Oli and Deuba both want MCC ratified but Sapkota stands in their wayAgni Sapkota, the newly elected Speaker of the House, has said that there is no hurry to ratify the compact, despite Oli’s assurances that it will be passed immediately.
While Prime Minister KP Sharma Oli and leader of the opposition Sher Bahadur Deuba appear to be on the same page regarding endorsement of the United States’ Millenium Challenge Corporation Nepal Compact, newly elected Speaker Agni Sapkota could be a fly in the ointment.
Sapkota was elected on the basis of a broader understanding between the ruling Nepal Communist Party and the opposition Nepali Congress but if Sapkota’s words are anything to go by, the MCC Nepal Compact could face the same lethargy it did during Krishna Bahadur Mahara’s tenure as Speaker.
Oli had accused Mahara of holding up the MCC Nepal Compact and Sapkota’s election was supposed to ease its ratification by Parliament, despite vocal opposition from within the ruling party.
In his first address to the winter session of Parliament on Tuesday, Oli said that the MCC Nepal Compact, which has been with the House for months now, needed to be endorsed without delay.
“We don’t have any time to waste.

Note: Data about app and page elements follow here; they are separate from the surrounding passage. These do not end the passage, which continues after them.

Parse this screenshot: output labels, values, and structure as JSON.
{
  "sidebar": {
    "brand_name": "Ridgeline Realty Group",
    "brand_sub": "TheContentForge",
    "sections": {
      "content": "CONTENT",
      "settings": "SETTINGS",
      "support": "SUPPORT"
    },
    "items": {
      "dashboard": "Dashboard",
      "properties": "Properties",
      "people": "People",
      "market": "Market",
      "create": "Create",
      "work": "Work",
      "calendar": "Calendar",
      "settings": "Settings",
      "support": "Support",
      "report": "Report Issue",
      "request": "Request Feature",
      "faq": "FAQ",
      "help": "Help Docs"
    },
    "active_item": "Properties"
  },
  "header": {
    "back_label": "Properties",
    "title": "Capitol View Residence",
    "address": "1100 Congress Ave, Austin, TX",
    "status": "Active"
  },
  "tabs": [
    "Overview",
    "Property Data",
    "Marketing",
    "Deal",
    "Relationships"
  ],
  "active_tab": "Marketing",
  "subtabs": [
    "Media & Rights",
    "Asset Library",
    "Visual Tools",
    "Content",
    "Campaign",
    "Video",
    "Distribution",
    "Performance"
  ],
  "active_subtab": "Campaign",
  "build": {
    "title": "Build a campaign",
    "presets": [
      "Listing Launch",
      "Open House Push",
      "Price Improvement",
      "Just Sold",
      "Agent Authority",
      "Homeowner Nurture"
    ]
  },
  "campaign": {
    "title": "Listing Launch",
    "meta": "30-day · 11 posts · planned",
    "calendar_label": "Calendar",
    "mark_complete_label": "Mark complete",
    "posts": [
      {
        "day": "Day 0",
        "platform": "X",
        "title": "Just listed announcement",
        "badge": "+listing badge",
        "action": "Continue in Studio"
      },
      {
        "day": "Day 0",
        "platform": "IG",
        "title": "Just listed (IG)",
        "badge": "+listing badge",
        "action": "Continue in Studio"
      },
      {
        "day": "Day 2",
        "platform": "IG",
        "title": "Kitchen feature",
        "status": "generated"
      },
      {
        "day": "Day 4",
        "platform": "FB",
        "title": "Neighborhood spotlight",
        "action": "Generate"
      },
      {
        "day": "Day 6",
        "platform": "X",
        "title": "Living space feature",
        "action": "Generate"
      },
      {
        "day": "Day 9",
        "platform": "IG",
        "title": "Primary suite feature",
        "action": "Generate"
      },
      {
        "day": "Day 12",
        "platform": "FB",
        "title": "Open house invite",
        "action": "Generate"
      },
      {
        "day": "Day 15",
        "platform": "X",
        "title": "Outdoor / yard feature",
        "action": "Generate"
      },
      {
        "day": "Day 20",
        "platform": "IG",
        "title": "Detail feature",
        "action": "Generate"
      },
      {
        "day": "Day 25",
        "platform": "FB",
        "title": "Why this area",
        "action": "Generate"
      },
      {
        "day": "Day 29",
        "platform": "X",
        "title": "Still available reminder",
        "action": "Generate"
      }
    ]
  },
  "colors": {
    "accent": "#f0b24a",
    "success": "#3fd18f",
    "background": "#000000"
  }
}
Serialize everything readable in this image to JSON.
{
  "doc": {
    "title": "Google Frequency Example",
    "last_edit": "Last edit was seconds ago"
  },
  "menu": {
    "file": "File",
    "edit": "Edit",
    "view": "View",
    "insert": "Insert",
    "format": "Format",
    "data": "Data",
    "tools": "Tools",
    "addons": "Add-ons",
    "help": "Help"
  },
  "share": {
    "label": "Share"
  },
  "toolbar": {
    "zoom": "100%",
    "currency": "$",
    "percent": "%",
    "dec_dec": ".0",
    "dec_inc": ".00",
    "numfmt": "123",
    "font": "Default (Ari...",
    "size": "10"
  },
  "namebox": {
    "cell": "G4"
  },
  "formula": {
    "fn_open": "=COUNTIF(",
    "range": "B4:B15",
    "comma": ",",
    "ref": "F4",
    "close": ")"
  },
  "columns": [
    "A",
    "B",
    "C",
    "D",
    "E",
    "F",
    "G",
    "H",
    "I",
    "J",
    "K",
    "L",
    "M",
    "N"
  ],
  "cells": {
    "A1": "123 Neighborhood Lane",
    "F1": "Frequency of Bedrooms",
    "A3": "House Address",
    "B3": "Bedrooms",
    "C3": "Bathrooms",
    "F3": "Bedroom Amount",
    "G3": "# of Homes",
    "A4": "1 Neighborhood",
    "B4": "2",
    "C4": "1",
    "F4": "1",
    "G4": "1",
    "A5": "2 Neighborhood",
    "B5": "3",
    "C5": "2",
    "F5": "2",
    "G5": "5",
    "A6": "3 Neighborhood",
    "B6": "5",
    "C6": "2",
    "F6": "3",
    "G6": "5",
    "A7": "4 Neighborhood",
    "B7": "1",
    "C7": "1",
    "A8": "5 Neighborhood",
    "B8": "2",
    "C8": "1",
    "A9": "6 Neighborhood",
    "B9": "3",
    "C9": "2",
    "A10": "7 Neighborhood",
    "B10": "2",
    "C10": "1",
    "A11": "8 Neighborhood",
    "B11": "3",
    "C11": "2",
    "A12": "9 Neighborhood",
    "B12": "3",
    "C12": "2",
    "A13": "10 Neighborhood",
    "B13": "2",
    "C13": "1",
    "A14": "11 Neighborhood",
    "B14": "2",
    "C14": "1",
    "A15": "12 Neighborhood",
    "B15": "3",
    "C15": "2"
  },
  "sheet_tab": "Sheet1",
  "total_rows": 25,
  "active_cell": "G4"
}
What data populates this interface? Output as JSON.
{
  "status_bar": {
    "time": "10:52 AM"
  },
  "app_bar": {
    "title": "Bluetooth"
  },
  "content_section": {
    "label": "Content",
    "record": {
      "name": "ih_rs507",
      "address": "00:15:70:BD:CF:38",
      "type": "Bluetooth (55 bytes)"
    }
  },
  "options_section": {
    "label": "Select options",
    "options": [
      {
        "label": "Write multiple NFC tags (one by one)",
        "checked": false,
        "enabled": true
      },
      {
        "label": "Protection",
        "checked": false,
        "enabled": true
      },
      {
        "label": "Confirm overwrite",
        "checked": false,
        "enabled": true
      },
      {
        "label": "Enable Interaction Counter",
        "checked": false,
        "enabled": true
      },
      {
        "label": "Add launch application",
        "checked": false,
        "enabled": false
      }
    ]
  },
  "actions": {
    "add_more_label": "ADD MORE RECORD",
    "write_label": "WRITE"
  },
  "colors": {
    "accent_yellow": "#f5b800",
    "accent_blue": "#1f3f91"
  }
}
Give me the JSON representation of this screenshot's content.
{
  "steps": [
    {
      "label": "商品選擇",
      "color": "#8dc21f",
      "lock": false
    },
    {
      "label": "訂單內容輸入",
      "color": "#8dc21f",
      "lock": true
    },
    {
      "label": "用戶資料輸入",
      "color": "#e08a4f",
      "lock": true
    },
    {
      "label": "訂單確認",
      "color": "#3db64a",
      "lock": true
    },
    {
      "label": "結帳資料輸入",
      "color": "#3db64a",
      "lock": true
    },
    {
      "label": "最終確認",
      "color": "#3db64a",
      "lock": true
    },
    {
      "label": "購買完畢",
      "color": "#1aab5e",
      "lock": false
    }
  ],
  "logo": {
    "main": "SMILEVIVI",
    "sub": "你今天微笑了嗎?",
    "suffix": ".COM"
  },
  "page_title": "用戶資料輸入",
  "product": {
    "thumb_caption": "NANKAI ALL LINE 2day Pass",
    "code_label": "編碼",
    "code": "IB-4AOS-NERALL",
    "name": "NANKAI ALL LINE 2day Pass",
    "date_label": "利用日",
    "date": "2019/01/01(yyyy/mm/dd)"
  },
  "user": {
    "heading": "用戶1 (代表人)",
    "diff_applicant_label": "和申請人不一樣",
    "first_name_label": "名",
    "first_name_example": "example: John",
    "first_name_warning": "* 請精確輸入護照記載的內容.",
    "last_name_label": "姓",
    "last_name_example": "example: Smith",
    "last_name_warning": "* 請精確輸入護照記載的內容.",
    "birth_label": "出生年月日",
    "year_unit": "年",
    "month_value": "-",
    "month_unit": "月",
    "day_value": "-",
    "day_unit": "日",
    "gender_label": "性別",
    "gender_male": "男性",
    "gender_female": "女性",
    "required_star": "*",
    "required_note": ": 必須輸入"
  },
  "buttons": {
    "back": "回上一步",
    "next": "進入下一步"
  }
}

The MCC has to be endorsed by Parliament,” he said at the House of Representatives.
Oli went on to say that he is expecting Sapkota’s “successful leadership” in accomplishing tasks that are pending at the Lower House.
Nepali Congress President Deuba, who addressed the House after Oli, also said that the MCC pact needed to be endorsed immediately by Parliament. Stating that it was his government that had signed the MCC agreement, Deuba said it was wrong to drag the compact into controversy.
“There is no military component to the MCC, which the Americans have made clear,” Deuba said. “We are free to say no to any provisions that are not in our interest.”
But Sapkota, speaking to the media after assuming office on Monday, had said that there was no hurry to endorse the MCC.
“The discussion over the MCC compact is ongoing. I believe these discussions will result in some conclusions,” he said. “We will also study it. There’s no hurry.”
Political analysts say that the debate over the MCC is definitely not over as Oli and Sapkota’s conflicting remarks attest.
Political analyst Hari Roka said that the issue has become more complex than during Krishna Bahadur Mahara’s tenure as a public debate is now taking place over the MCC, which was not the case earlier.
“I am sure the differences among the ruling party leaders will be seen in Parliament as well,” Roka told the Post.
Had the governments of the past made public all of the compact’s provisions from the very beginning, the MCC would not have been controversial, he said.
“The tendency of successive governments to keep the MCC secret has only increased suspicions,” said Roka.
Within the ruling party, leaders say that they are attempting to work out an amicable solution. And although the debate might continue, the MCC will ultimately be endorsed, as Oli himself has given that assurance.
“The prime minister making an assurance in Parliament has some meaning. I believe the pact will ultimately be endorsed,” Mani Thapa, a standing committee member of the party, told the Post.
Leaders from the Maoist faction of the ruling party have been opposing the compact on the grounds that it is tied to the US’ Indo-Pacific Strategy, which includes military components that are aimed at China, a friendly neighbour. But the UML faction, united behind Oli, and the Nepali Congress has been insistent that the compact be endorsed immediately and any rejection would greatly impact Nepal’s relations with the US.
The US Embassy in Nepal and a number of US government officials have reiterated that there is no military component attached to the compact. Minister for Foreign Affairs Pradeep Gyawali, in his address to party lawmakers from the National Assembly last week, also said that the MCC is an economic agreement with no military component.
The MCC Nepal Compact was signed in September 2017 during the Sher Bahadur Deuba administration. Under the MCC, the US offers a grant of $500 million, the largest grant Nepal has ever received, which will be supplemented by $130 million from the Nepal government. The funds will go towards setting up a 400kV transmission line on the Lapsiphedi-Galchhi-Damauli-Sunawal power corridor, and towards the maintenance of around 300 kilometres of roads on the East-West Highway.